Among its less interesting uses is as a source of flour, for use in marginally beneficial products such as bread, or large and vaguely phallic paper-maché sculptures made by fine art students. It is also often used as fodder to fatten livestock, so they may in turn fatten you.
However, rye's most valuable application is in the production of liquor, including rye beer, whiskey, and vodka. It is in this form that, as a social lubricant, rye is truly able to promote the happiness, welfare, and propagation of the human species, to the fullest extent allowed by law.
Ingested in medium to large quantities, rye liquor can:
- Reduce the experience of social anxiety, facilitating feelings of comfort and familiarity.
- Promote conversation, from simple chit chat to overt flirting.
- Lower inhibitions, so that the idea of streaking to Subway or making out with a geek in a closet for three minutes seem like reasonable endeavours.
- Assist in the removal of underwear, and other impediments to fervid, tawdry, wall-to-wall intercourse.
| Progressive Effects of Rye Liquor
| BAC (%)
|| Examples of benefits
- Mild euphoria
- Sense of well-being
- You're smarter, funnier, and better looking.
- Ability to leap over tall ants with a single bound.
- Yearn for Sexual Pleasure
- You're a genius, hilarious, and a model.
- Q: Who wouldn't want to do you?
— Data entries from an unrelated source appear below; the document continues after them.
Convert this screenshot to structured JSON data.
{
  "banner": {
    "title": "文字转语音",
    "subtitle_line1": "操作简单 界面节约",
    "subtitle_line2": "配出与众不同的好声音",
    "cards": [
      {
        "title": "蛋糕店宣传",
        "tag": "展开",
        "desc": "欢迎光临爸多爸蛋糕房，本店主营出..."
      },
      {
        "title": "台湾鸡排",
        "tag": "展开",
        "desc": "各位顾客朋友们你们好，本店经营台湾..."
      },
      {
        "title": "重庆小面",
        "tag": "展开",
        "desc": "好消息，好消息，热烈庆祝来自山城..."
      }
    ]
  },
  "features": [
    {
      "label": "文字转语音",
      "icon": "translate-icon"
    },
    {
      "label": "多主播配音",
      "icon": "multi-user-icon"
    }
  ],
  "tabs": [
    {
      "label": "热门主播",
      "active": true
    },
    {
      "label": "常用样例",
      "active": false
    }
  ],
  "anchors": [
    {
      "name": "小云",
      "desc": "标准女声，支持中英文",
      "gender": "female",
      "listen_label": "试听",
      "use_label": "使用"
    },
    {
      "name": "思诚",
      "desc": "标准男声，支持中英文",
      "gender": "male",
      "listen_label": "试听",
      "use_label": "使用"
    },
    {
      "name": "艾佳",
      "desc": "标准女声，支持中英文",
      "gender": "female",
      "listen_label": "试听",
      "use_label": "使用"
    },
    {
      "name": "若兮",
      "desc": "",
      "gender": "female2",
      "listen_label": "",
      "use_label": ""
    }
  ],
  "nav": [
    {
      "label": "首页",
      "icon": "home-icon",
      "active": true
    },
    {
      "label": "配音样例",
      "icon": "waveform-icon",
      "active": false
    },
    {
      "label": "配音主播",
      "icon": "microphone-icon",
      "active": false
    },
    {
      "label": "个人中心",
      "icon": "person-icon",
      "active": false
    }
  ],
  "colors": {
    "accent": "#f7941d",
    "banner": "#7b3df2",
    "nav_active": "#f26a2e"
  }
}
A: Nobody.
- Heightened Expression
- Emotional Swings
All the improvements as above, plus:
- Ability to communicate your inner feelings, loudly and repeatedly to total strangers. (Your therapist didn't accomplish this after years of trying.)
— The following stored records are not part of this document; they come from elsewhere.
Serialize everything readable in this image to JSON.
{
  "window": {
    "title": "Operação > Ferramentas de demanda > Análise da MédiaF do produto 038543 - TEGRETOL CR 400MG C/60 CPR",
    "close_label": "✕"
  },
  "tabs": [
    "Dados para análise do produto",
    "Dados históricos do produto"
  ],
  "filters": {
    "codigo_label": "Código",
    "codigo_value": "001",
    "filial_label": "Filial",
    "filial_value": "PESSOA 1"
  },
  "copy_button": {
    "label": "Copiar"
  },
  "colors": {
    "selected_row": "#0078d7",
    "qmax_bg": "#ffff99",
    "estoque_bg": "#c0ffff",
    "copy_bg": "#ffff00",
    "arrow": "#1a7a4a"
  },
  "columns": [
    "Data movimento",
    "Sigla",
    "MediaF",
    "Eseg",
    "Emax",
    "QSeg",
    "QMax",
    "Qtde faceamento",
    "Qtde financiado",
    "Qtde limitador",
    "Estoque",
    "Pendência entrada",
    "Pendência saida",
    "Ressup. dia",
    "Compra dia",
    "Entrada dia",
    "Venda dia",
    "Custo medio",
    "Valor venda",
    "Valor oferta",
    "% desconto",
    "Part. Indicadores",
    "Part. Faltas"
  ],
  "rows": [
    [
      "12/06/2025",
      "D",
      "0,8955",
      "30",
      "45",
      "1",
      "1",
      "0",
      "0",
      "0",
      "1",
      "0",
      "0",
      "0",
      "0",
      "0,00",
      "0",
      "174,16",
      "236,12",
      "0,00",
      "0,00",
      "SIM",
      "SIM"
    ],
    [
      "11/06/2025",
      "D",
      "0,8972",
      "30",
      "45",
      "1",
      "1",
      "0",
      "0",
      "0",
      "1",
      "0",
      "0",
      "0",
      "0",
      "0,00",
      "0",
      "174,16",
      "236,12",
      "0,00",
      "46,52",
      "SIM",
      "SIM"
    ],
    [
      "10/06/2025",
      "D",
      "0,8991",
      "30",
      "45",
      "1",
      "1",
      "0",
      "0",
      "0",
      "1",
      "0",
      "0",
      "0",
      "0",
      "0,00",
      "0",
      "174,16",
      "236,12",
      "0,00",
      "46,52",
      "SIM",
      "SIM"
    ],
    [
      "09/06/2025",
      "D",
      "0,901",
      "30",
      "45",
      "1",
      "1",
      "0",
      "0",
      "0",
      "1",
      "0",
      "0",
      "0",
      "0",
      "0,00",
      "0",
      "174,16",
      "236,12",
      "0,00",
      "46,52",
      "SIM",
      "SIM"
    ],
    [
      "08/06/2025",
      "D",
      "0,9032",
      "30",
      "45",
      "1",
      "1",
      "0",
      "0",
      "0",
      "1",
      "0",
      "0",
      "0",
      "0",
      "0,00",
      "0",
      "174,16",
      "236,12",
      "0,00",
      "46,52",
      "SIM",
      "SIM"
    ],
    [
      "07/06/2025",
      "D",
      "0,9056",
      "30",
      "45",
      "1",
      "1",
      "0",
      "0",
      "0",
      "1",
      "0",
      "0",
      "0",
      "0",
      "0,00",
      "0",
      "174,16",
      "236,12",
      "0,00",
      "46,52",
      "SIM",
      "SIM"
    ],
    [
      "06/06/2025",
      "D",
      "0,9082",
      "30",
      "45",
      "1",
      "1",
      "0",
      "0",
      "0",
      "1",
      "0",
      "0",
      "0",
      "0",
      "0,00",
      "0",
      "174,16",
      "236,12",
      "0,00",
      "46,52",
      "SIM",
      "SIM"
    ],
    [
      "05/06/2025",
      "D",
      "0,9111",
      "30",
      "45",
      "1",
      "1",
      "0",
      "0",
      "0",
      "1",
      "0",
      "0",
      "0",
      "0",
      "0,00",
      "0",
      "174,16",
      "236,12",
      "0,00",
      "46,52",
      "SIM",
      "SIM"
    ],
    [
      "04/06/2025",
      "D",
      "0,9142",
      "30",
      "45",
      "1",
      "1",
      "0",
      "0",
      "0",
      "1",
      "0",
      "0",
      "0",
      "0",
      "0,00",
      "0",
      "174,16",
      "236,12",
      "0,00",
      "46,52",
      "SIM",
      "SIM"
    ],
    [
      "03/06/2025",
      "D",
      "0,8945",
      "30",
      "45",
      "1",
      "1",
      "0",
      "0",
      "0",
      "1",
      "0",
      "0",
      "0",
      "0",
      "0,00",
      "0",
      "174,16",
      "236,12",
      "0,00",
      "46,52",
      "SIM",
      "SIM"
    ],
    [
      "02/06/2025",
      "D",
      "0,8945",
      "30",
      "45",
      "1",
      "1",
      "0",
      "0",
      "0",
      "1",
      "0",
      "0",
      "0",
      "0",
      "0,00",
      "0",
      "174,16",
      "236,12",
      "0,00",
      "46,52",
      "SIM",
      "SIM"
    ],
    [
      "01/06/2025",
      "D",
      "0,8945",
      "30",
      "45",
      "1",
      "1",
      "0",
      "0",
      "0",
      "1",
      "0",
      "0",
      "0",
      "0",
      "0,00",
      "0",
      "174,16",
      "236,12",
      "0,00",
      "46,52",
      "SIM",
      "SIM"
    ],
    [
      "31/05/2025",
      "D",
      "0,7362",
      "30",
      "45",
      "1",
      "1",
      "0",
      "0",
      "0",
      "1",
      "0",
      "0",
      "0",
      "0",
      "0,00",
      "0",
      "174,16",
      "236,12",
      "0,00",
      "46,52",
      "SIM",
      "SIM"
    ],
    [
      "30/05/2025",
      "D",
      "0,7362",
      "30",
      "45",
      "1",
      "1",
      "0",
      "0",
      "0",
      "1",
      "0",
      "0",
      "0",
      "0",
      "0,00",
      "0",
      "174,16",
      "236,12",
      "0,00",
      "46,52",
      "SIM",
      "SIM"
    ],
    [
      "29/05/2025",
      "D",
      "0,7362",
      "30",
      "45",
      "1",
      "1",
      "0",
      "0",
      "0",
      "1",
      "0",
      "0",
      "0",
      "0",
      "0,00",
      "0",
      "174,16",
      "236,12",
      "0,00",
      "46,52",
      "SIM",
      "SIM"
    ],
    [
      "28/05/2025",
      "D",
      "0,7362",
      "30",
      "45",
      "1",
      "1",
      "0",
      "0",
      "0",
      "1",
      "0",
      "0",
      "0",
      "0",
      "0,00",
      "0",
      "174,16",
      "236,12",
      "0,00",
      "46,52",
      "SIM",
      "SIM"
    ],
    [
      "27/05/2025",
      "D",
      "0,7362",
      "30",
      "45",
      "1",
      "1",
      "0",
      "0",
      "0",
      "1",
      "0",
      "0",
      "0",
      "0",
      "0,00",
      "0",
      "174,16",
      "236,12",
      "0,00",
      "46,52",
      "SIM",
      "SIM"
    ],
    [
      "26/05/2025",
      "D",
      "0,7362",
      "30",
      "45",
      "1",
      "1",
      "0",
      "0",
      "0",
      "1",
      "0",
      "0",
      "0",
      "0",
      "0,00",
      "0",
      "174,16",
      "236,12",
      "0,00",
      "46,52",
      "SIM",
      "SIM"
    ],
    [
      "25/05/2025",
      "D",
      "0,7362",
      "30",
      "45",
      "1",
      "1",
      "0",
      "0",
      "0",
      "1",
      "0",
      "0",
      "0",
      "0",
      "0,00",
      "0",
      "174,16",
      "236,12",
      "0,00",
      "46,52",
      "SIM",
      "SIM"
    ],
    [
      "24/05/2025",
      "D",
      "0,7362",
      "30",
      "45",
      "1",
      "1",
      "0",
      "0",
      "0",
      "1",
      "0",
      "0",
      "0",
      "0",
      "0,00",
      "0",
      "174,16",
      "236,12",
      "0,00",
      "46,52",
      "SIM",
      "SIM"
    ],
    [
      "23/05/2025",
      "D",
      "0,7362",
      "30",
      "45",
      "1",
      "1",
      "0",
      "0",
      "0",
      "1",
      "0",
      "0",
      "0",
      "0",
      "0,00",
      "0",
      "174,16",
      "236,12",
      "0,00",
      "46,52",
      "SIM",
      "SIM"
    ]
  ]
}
- Dramatic improvements in dancing ability, striptease.
- Super elastic limbs, like that guy from the Fantastic Four.
As above, plus:
- Memory Blackout - No embarrassing, potentially harmful recollection of flashing the Girl Scouts, or having an impromptu gangbang with that passing fire department brigade on the front lawn.
- You can paint like Dali.
- You can sing like Susan Boyle.
- You can fly like the Wright Brothers, but without need of a plane.
It is because of these, and other considerations that biologists rank rye third on the list of requisites to human life, ranking above food, but below water and oxygen.